The same principles apply to working cattle in the yards as in the paddock. Information about yard design can be found at Cattle yards and equipment.
The position of the handler in yards is extremely important if drafting and moving cattle into the race and crush is to be achieved with minimal stress. Livestock tend to curve around the handler to avoid pressure, to maintain the handler in their field of vision for as long as possible and to avoid having the handler in their blind spot.
Parallel movement can be used to draft animals from pen to pen, to count animals and to move animals along a race. Moving along the race in the opposite direction to the desired direction of movement of the cattle, will move the animals forward. This is often referred to as using parallel movement.
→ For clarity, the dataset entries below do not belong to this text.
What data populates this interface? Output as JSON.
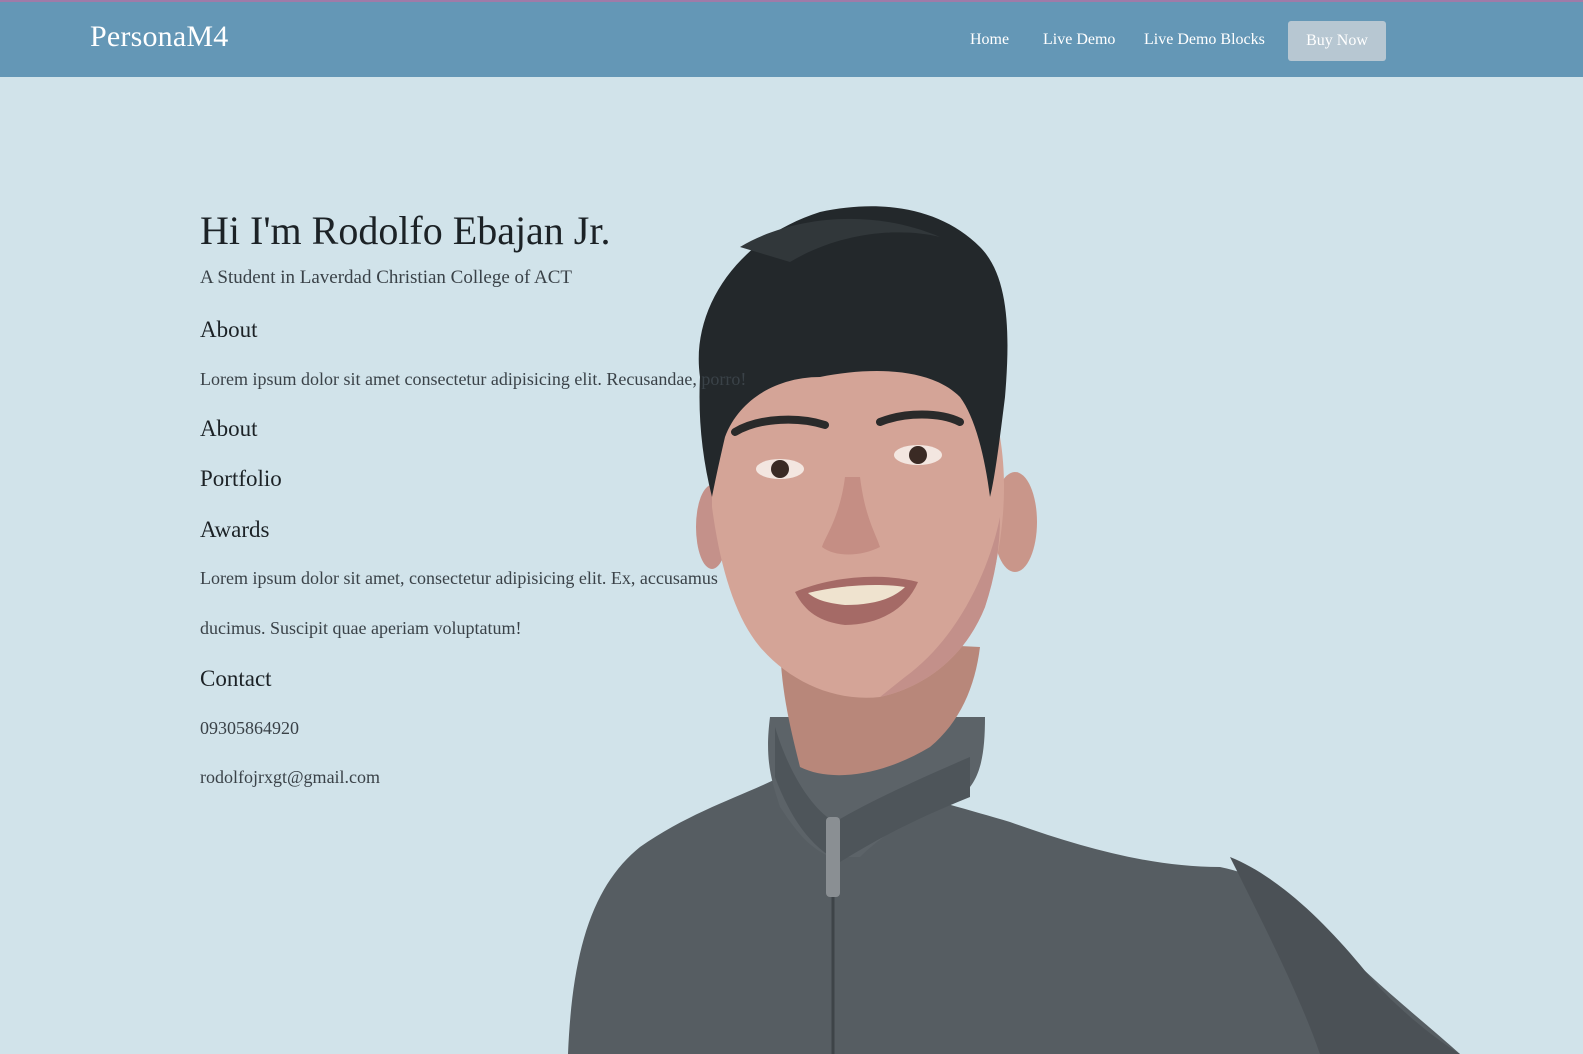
{
  "nav": {
    "brand": "PersonaM4",
    "links": [
      "Home",
      "Live Demo",
      "Live Demo Blocks"
    ],
    "cta": "Buy Now"
  },
  "hero": {
    "title": "Hi I'm Rodolfo Ebajan Jr.",
    "subtitle": "A Student in Laverdad Christian College of ACT"
  },
  "about": {
    "heading": "About",
    "text": "Lorem ipsum dolor sit amet consectetur adipisicing elit. Recusandae, porro!"
  },
  "about2": {
    "heading": "About"
  },
  "portfolio": {
    "heading": "Portfolio"
  },
  "awards": {
    "heading": "Awards",
    "text_line1": "Lorem ipsum dolor sit amet, consectetur adipisicing elit. Ex, accusamus",
    "text_line2": "ducimus. Suscipit quae aperiam voluptatum!"
  },
  "contact": {
    "heading": "Contact",
    "phone": "09305864920",
    "email": "rodolfojrxgt@gmail.com"
  },
  "colors": {
    "navbar": "#6497b6",
    "background": "#d1e3ea",
    "button": "#b7c7d2",
    "top_border": "#a07ba8"
  }
}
Safety in the yards demonstrates working animals in yards and some of the techniques that increase the safety of the handler.
Using parallel movement and understanding that cattle tend to curve around the handler can maximise efficiency in drafting and moving cattle through the yards.
Moving cattle in the yards demonstrates parallel movement, the use of livestock talkers and how yelling and excessive noise can be substituted by informed and skilled behaviour of the handlers.
Temple Grandin provides further information in her article, Low stress methods for moving and herding cattle on pastures, paddocks and large feedlot pens.
Sometimes assistance to move cattle can be gained by the use of dogs, livestock talkers and goads. These are tools and rely on correct usage by the handler. Their correct usage can be seen in Handling aids for moving livestock.
During dry weather sprinklers or misters should be used in yards to settle the dust.
Cattle have great memories and poor handling will create ongoing problems. A summary of these handling techniques can be seen in Best practice cattle handling.
Cattle should be trained to help make working with them more efficient and safer for them and the handlers. Training cattle is typically used for better outcomes in a variety of situations and for different purposes. These include:
- For yard and race work
- For showing and preparation
- Movement between paddocks and facilities
- Routine husbandry procedures.
Routines are extremely important when training animals. Older, well trained animals can be used to guide younger or newly acquired animals into good habits and help reduce the time taken in training.
|Training for competition or showing
|Tethering/restraining for shows
|Coat care and grooming
|Putting nose clip onto cattle
|Loading and unloading animals onto transporters
|Showing animals at school and away
Time and effort needs to be put into training animals for the show ring. Training is best done slowly from a young age. Cattle suitable for showing need to be specially selected based on their temperament as well as their conformation.
In the school situation, the work usually required in training an animal for leading and showing is generally considered as taming and gentling, rather than breaking-in. It is preferable if animals used in the school situation do not require breaking-in.
Cattle need to be introduced to the halter slowly once they are accustomed to the atmosphere naturally created by groups of students. Appropriate procedures for many of the activities involved in show preparation can be seen at the following: